Start of Recorded information

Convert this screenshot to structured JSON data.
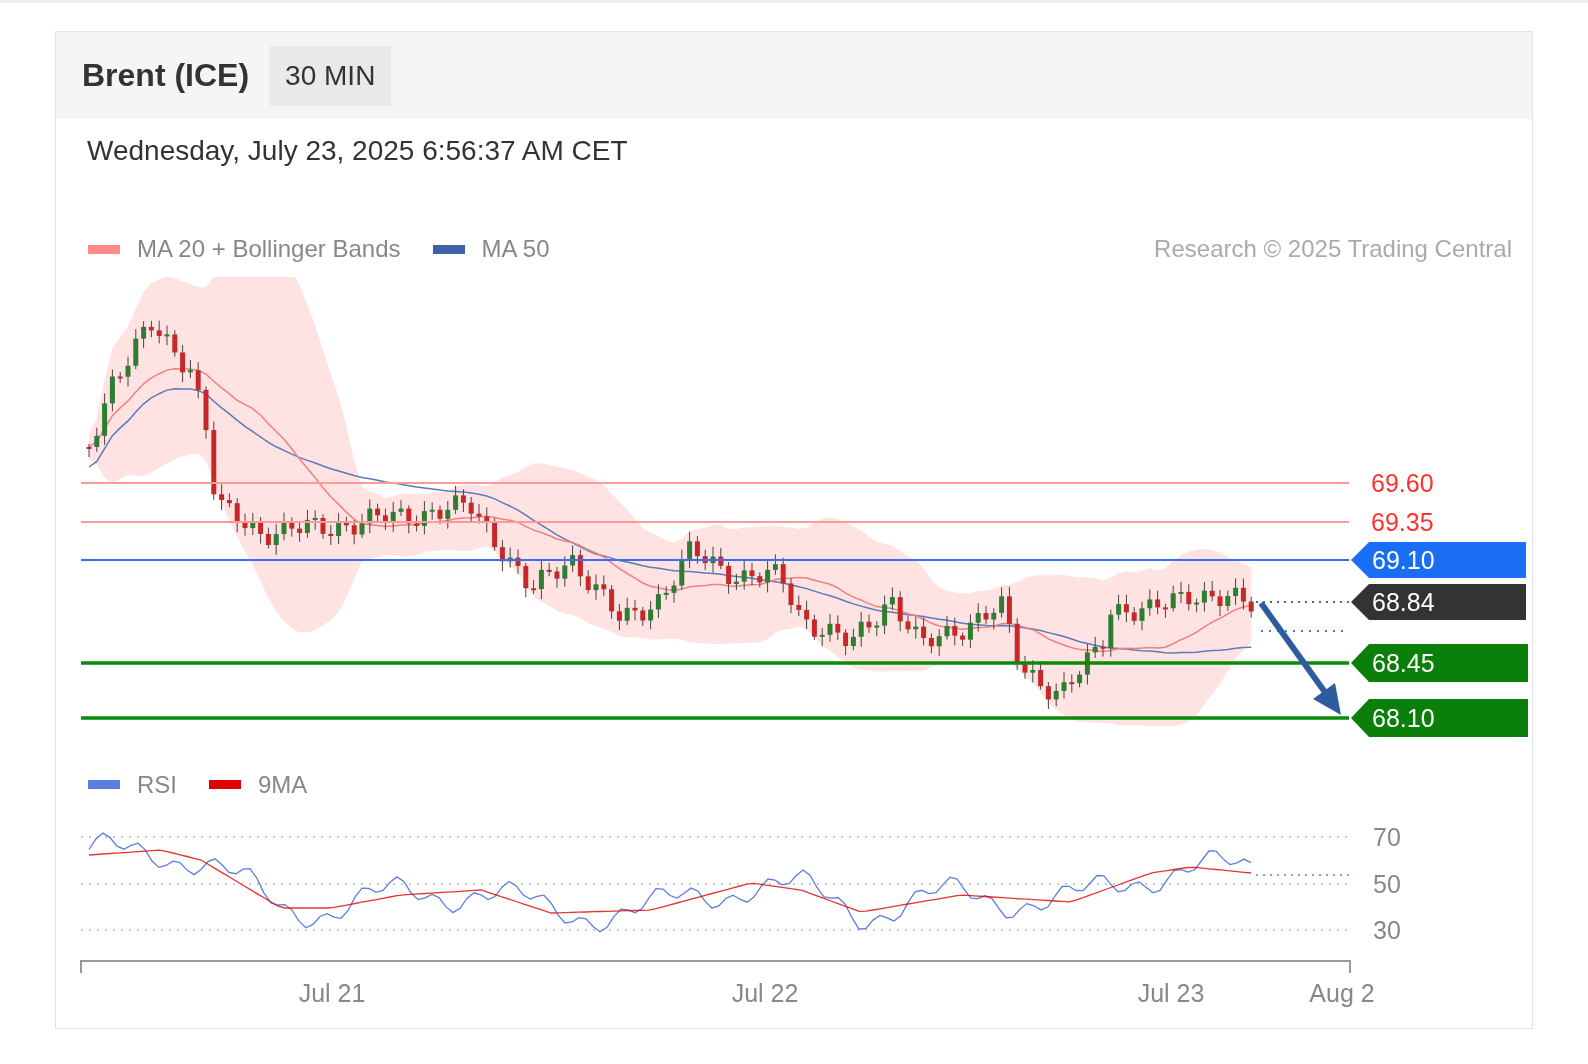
{
  "header": {
    "title": "Brent (ICE)",
    "interval": "30 MIN"
  },
  "timestamp": "Wednesday, July 23, 2025 6:56:37 AM CET",
  "legend": [
    {
      "label": "MA 20 + Bollinger Bands",
      "color": "#ff8a8a"
    },
    {
      "label": "MA 50",
      "color": "#3d62a8"
    }
  ],
  "credit": "Research © 2025 Trading Central",
  "levels": [
    {
      "label": "69.60",
      "kind": "resistance"
    },
    {
      "label": "69.35",
      "kind": "resistance"
    },
    {
      "label": "69.10",
      "kind": "pivot"
    },
    {
      "label": "68.84",
      "kind": "last"
    },
    {
      "label": "68.45",
      "kind": "support"
    },
    {
      "label": "68.10",
      "kind": "support"
    }
  ],
  "rsi_legend": [
    {
      "label": "RSI",
      "color": "#5b7fe0"
    },
    {
      "label": "9MA",
      "color": "#e00000"
    }
  ],
  "rsi_ticks": [
    "70",
    "50",
    "30"
  ],
  "x_labels": [
    "Jul 21",
    "Jul 22",
    "Jul 23",
    "Aug 2"
  ]
}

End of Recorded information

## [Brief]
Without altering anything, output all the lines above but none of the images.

## [Answer space]
Convert this screenshot to structured JSON data.
{
  "header": {
    "title": "Brent (ICE)",
    "interval": "30 MIN"
  },
  "timestamp": "Wednesday, July 23, 2025 6:56:37 AM CET",
  "legend": [
    {
      "label": "MA 20 + Bollinger Bands",
      "color": "#ff8a8a"
    },
    {
      "label": "MA 50",
      "color": "#3d62a8"
    }
  ],
  "credit": "Research © 2025 Trading Central",
  "levels": [
    {
      "label": "69.60",
      "kind": "resistance"
    },
    {
      "label": "69.35",
      "kind": "resistance"
    },
    {
      "label": "69.10",
      "kind": "pivot"
    },
    {
      "label": "68.84",
      "kind": "last"
    },
    {
      "label": "68.45",
      "kind": "support"
    },
    {
      "label": "68.10",
      "kind": "support"
    }
  ],
  "rsi_legend": [
    {
      "label": "RSI",
      "color": "#5b7fe0"
    },
    {
      "label": "9MA",
      "color": "#e00000"
    }
  ],
  "rsi_ticks": [
    "70",
    "50",
    "30"
  ],
  "x_labels": [
    "Jul 21",
    "Jul 22",
    "Jul 23",
    "Aug 2"
  ]
}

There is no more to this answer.